The idea of basing a
satellite on a smartphone wouldn't be possible without advances made in
smartphones over the past few years, Frost noted. "We've driven consumer
electronics to the point where they are just amazingly capable little
devices and ridiculously affordable for what they can do," he said.
has been at the forefront of aerospace technology for more than 25
years. He joined the Army/NASA joint rotorcraft division in 1997. In in
years at NASA, both electronics and spacecraft technology have come a
"I'm part of the generation that first started to get
their hands on the first computers," Frost said. He added that some of
the earliest projects he worked on as an engineer still used analog
control systems. The fundamental revolution, he said, beginning with
Apollo, was the move to digital flight control.
A swarm of advanced and affordable nanosatellites for a coordinated science mission demonstration.
of the digital revolution is "flying these smartphones and other systems
that have amazing computational power, ridiculously low power consumer,
and are insanely inexpensive," Frost said.
"I see the revolution
in electronics as being the thing that has most fundamentally
transformed what we can do and what we will be able to do in the
future," Frost said. "There are other things coming along that will be
very exciting and powerful, but I don't know that they will dominate the
landscape the way microelectronics can."
DoD spent billions to build something close to smart phones but never got close. And guess what? These things are already here, without a dime of public money!
Anyway add a few accessories, smart phones will make good micro or nano satellites. Radiation will be problem that will shorten the service life. But given almost weightless and almost free of cost you can afford lot of redundancy.
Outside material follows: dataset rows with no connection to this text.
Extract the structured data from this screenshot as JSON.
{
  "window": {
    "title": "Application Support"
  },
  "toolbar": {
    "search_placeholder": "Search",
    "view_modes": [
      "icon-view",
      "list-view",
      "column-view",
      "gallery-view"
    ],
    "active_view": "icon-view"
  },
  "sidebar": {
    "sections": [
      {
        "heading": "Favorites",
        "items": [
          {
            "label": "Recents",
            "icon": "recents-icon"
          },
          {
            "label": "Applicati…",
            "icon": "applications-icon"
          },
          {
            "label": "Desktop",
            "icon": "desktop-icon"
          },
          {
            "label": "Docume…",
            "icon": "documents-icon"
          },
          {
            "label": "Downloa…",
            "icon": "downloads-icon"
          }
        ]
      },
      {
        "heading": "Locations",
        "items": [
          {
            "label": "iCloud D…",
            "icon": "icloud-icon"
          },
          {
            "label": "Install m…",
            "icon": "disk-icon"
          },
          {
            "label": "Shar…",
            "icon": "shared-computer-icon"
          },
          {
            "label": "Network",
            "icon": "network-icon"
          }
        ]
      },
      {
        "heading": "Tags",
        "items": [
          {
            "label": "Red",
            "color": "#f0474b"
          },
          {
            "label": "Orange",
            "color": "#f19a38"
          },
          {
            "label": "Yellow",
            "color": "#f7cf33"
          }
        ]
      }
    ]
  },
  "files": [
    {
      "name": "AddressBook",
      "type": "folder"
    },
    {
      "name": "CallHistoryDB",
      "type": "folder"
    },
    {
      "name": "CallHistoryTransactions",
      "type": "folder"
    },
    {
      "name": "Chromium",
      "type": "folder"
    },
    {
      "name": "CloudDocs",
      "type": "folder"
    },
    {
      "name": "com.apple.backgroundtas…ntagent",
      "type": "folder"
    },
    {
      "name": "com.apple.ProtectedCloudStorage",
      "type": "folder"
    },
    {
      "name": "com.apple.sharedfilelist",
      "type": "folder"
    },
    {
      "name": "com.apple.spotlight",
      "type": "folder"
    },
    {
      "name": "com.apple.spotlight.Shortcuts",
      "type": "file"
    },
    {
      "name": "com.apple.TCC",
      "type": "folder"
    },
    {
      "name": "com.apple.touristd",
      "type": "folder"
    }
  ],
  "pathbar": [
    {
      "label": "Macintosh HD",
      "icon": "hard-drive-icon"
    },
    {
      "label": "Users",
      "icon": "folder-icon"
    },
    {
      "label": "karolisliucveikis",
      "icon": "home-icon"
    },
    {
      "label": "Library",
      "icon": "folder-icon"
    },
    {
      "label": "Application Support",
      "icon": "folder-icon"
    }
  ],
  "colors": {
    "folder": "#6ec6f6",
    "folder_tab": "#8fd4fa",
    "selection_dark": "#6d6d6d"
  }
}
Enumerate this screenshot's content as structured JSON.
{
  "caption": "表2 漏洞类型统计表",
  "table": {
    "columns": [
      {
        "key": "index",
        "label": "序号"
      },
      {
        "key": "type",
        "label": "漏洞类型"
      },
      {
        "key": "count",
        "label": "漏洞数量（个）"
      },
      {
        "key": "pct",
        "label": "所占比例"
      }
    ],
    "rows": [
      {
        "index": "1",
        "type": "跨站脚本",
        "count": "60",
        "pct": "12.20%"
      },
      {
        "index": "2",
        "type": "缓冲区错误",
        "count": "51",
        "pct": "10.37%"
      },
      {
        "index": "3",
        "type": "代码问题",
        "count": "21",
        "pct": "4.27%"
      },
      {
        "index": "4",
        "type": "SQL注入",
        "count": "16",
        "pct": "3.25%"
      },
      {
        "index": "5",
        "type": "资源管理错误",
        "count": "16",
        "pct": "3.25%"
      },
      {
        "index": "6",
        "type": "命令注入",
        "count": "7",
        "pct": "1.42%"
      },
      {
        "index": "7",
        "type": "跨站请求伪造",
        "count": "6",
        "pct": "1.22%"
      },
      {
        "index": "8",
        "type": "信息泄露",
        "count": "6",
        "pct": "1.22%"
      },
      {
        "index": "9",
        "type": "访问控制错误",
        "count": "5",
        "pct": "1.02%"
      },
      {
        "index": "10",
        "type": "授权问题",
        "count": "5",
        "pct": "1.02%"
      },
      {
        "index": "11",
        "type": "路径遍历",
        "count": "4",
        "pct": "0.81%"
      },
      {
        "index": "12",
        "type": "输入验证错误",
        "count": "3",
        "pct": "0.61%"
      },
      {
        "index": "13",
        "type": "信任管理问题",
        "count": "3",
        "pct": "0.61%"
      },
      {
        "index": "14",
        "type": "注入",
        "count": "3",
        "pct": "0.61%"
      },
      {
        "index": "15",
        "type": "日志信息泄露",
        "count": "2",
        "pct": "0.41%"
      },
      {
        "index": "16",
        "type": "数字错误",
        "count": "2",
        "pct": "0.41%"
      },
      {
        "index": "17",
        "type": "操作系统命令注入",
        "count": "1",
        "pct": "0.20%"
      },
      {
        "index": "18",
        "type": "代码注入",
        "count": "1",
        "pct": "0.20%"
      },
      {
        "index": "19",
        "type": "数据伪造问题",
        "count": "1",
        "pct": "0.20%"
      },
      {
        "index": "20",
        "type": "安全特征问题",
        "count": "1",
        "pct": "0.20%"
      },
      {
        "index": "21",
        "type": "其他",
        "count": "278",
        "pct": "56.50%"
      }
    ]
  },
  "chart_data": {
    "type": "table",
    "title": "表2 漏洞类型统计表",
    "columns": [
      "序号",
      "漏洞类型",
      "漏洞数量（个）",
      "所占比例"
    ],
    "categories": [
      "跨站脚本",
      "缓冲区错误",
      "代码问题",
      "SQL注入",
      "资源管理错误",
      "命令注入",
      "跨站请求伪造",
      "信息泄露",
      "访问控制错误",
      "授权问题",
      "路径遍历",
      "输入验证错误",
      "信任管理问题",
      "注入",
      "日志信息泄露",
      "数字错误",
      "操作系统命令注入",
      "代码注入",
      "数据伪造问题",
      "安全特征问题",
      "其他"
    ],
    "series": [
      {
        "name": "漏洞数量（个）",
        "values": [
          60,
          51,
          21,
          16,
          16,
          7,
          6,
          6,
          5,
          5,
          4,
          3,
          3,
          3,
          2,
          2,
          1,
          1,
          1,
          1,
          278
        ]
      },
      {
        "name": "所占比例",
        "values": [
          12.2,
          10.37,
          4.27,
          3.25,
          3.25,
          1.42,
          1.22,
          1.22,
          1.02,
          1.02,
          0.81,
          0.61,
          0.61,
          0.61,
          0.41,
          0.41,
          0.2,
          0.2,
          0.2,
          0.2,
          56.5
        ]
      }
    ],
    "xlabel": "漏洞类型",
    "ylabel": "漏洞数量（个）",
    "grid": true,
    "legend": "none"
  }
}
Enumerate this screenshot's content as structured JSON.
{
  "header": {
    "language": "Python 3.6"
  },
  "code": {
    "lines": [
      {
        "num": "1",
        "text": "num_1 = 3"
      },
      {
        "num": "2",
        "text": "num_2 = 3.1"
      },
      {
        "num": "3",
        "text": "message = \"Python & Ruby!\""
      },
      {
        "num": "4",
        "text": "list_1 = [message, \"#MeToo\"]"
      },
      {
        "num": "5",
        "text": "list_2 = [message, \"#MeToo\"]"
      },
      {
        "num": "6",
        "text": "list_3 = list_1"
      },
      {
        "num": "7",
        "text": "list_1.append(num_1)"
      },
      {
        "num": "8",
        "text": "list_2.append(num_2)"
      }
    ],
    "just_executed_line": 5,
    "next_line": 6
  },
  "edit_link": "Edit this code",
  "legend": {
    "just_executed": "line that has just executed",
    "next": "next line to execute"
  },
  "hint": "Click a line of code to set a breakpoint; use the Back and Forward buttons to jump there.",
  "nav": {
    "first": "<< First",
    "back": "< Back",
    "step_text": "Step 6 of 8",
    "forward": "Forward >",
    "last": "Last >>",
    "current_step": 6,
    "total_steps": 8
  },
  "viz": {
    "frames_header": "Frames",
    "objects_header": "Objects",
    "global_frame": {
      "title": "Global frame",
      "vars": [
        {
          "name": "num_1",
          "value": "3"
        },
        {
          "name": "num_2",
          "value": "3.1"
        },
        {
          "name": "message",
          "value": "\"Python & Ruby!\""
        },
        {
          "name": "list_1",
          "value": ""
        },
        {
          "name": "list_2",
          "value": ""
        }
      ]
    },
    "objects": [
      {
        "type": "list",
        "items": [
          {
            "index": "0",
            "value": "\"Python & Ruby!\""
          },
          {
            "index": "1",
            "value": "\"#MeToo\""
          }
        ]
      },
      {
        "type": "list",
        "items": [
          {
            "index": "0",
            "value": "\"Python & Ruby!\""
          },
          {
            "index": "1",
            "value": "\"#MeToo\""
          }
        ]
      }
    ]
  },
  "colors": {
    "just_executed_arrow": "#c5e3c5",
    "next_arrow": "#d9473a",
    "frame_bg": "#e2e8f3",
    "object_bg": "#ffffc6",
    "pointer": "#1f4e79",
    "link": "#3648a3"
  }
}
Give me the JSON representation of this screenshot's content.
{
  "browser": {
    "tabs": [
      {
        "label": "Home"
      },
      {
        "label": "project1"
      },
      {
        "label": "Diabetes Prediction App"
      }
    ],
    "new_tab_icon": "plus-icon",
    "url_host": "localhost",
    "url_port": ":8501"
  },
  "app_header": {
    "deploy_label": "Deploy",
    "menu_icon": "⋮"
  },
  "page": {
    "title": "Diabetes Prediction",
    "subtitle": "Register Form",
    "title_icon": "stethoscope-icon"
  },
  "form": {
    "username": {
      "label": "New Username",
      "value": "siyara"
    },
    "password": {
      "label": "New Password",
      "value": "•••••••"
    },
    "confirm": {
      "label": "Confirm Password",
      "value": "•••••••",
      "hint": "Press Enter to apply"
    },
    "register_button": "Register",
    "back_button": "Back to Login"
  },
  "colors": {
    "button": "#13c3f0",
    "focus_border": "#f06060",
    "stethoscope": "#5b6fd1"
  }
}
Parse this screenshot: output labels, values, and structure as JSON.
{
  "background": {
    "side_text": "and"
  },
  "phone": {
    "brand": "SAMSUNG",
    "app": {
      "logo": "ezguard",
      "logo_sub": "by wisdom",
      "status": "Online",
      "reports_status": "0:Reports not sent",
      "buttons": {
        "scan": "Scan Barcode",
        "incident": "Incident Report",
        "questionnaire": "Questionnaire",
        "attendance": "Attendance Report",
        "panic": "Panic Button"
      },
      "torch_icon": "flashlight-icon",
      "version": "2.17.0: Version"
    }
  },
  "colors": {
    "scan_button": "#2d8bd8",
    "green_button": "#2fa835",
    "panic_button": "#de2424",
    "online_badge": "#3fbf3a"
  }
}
Add a nice camera and the military will be able to spy on other places around the world and cover large areas per picture when there are multiple units working together. I also wonder about security, Android is not impregnable and a hacker just might call up and get access. Things to think about. Sometimes non-commercial systems make better sense.
Interest idea but limited use in current forms ... this can be considered an incremental update for preliminary demonstration purposes ... As always, serious engineering needs to be done for real Space products that work 24/7 for years on end.
Crowdsourced debugging - an interesting paradigm shift. Rather than spending a fortune in development and testing of a one time use system, select a system that has been used by millions and is known to work. Were any modifications required for vacuum and space temperature conditions? Interestingly, those very changes would introduced the greatest risk of an unexpected failure since they were untested byb the "crowd".
Thanks for one’s marvelous posting! I truly enjoyed reading it, you are a great author.I will be sure to bookmark your blog and may come back from now on.
I was wondering about the temp and vacuum conditions on the interconnects? I would be very curious to see how they put a standard smartPhone into low / middle earth orbit and have it work. I think that this is a very exciting development and would love to see high school/college satellite projects get some payload space on future launches. What a great way to encourage students in STEM related areas and promote space!
The DoD has ben discovering this phenomenon for many years now, applying commercial off the self components in many, many systems. Computers are the most obvious example of COTS content. It shouln't surprise anyone that the migration from military-specific mainframes, of the 1970s and early 1980s, to commerial PCs in the mid 1980s to today, would move on to commercial smartphones.
I would expect that for space applications, you have to do someting to defend against radiation. Not sure how long a commercial smartphone would last out there. I'll bet, not as long as the Voyager spacecraft have been working!!
David Patterson, known for his pioneering research that led to RAID, clusters and more, is part of a team at UC Berkeley that recently made its RISC-V processor architecture an open source hardware offering. We talk with Patterson and one of his colleagues behind the effort about the opportunities they see, what new kinds of designs they hope to enable and what it means for today’s commercial processor giants such as Intel, ARM and Imagination Technologies.